Brandon Rozzell: We played for each other every single game of that tournament. It wasn’t to shine on national TV; it was to play and win another game, to have another moment, another practice, another travel day, and another night in a hotel with each other. We were really close.
Shaka Smart: It was the best experience I’ve ever had in basketball.
Bradford Burgess: Nothing that I know from a sports perspective has ever caught the city’s attention like what happened that March and the first weekend of April. It really was like an out-of-body experience. It was unbelievable, man.
Heath Houston: After that run, I don’t think you can buy a Siegel Center ticket anymore.
Ed Nixon: We had VCU greats before us who did really good things for the school: Calvin Duncan; Kendrick Warren; Eric Maynor. We put ourselves on that list with that run.
David Hinton: Eric Maynor’s shot against Duke put VCU on the map. That Final Four run made VCU global.
Will Wade: Right after the Final Four, I went recruiting in Sheridan, Wyoming to a junior college to see a big kid. I flew to Denver, then I flew this little Great Lakes Airlines. It was like 10 seats, one pilot, no flight attendant. No nothing. It was pretty primitive. The Sheridan airport has one gate. It’s not even a real airport.
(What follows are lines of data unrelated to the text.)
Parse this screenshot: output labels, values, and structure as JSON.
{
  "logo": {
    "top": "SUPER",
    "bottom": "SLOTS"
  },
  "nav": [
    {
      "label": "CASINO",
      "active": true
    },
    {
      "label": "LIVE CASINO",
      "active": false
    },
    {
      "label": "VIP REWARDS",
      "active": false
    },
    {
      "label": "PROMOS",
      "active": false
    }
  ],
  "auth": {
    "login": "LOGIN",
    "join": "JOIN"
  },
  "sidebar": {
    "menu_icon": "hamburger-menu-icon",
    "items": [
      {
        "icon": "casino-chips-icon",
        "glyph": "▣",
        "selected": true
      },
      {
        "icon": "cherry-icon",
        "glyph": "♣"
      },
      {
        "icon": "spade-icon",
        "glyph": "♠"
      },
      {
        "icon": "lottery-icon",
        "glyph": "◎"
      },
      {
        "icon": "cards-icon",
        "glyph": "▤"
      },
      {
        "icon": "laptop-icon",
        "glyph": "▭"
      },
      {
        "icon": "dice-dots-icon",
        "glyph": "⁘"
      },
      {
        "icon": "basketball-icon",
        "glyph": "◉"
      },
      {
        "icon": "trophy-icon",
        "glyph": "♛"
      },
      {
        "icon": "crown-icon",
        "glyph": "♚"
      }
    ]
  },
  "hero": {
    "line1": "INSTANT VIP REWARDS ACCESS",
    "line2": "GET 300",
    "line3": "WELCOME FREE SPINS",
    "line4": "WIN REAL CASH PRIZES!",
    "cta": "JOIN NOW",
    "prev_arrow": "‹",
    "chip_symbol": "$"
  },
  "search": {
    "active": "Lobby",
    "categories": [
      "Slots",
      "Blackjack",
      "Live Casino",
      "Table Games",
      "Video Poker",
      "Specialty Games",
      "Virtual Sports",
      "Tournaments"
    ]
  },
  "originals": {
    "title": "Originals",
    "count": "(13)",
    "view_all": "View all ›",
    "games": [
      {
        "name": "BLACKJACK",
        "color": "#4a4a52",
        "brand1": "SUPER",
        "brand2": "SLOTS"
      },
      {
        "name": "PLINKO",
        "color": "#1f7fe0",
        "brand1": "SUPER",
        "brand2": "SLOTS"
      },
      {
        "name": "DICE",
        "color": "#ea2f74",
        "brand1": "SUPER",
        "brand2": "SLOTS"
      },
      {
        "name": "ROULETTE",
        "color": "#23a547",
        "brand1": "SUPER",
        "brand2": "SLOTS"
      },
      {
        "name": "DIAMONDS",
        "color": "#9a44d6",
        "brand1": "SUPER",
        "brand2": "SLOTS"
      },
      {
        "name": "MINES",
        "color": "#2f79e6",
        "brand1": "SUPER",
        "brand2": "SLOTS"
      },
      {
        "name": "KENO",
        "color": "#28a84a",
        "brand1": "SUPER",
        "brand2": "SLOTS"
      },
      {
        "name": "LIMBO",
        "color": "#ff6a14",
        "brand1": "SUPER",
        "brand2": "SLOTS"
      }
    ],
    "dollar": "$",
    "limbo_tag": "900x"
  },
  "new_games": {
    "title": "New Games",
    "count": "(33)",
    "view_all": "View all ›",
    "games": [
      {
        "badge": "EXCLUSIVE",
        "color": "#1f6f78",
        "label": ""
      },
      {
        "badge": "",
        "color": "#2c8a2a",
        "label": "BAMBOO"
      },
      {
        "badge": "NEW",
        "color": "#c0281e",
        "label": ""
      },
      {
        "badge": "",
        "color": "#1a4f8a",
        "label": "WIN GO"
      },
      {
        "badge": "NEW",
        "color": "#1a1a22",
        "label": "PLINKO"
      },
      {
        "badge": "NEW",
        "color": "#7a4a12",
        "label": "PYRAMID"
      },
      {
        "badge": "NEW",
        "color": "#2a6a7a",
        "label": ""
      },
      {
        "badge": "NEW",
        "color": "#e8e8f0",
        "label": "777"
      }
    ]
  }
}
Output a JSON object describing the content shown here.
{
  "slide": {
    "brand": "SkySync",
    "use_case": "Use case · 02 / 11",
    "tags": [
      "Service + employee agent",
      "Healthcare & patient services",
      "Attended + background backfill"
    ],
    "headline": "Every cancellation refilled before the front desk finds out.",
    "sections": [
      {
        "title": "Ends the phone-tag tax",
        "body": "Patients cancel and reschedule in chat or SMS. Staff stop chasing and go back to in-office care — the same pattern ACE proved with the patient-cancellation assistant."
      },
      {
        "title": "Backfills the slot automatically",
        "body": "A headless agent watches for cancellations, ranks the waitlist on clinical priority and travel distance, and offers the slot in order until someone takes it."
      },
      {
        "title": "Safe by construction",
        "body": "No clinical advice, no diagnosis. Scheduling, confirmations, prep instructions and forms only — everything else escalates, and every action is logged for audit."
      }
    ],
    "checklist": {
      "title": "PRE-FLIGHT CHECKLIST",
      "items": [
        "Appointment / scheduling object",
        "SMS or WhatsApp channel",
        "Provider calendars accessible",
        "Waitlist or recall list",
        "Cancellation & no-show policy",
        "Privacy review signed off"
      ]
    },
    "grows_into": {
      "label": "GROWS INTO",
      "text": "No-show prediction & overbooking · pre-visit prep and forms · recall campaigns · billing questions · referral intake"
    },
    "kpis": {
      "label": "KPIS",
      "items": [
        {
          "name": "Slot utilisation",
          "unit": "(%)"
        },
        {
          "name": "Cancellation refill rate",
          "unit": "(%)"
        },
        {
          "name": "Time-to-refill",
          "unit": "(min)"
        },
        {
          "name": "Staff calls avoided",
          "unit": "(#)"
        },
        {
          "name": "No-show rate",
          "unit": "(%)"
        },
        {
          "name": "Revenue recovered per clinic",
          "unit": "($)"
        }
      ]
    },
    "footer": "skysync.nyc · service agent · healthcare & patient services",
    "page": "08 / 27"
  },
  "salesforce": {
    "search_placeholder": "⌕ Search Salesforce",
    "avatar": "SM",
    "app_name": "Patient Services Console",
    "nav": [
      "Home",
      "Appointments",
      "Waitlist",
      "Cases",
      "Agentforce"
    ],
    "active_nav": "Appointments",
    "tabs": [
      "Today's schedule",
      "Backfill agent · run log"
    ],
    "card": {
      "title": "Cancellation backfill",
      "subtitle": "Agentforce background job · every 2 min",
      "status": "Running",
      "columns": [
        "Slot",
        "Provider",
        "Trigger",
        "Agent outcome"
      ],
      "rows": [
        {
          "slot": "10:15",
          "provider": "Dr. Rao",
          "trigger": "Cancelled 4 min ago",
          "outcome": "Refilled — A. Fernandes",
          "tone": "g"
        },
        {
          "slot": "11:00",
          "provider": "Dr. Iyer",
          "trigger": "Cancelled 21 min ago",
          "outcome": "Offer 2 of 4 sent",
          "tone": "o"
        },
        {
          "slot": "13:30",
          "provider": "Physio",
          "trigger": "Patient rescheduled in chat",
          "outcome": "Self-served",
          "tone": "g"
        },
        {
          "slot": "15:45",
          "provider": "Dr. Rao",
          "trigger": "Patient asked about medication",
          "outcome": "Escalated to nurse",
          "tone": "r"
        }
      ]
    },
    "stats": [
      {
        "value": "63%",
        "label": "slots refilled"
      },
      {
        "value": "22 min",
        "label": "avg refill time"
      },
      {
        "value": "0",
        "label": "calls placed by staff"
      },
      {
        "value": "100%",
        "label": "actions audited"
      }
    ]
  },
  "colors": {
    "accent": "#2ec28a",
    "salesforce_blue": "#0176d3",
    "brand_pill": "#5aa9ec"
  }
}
The TSA lady in security, I was walking through in my VCU shirt getting ready to fly back, and she was, like, ‘Oh, VCU. I was rooting for you guys in the NCAA Tournament.’